__SOURCE MATERIAL__:
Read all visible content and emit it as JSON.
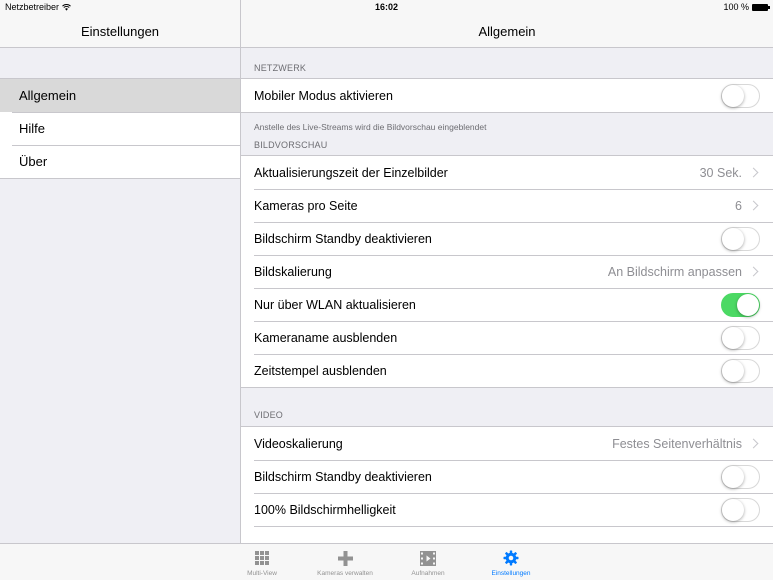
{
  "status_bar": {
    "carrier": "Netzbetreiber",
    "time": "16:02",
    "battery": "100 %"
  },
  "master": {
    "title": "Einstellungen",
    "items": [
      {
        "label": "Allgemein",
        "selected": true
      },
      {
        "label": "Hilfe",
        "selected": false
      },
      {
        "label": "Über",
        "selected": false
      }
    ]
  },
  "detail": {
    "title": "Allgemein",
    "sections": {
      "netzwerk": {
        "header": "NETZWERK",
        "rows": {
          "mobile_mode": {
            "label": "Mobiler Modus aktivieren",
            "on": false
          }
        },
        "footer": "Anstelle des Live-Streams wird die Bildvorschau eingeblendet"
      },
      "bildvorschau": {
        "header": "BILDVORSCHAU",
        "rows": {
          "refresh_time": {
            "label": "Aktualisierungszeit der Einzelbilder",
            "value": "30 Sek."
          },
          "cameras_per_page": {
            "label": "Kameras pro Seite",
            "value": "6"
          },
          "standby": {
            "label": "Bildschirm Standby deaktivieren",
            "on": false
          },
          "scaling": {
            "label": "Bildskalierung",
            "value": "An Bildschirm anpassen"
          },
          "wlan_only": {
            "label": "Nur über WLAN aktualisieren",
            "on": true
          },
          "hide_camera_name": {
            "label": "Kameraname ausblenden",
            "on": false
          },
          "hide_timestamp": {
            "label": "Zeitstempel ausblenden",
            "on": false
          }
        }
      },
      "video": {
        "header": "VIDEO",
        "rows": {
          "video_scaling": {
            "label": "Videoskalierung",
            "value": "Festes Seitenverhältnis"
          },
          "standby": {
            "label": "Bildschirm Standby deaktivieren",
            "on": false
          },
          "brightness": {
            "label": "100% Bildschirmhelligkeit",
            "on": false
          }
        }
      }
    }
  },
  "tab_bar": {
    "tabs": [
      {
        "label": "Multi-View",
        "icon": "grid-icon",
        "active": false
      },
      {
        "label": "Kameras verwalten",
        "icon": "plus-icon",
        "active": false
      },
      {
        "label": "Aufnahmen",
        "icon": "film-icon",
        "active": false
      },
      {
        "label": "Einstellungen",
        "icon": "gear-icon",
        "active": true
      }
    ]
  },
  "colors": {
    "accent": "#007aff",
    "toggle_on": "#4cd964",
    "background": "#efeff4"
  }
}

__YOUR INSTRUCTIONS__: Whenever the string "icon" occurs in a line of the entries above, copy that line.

__RESPONSE AREA__:
        "icon": "grid-icon",
        "icon": "plus-icon",
        "icon": "film-icon",
        "icon": "gear-icon",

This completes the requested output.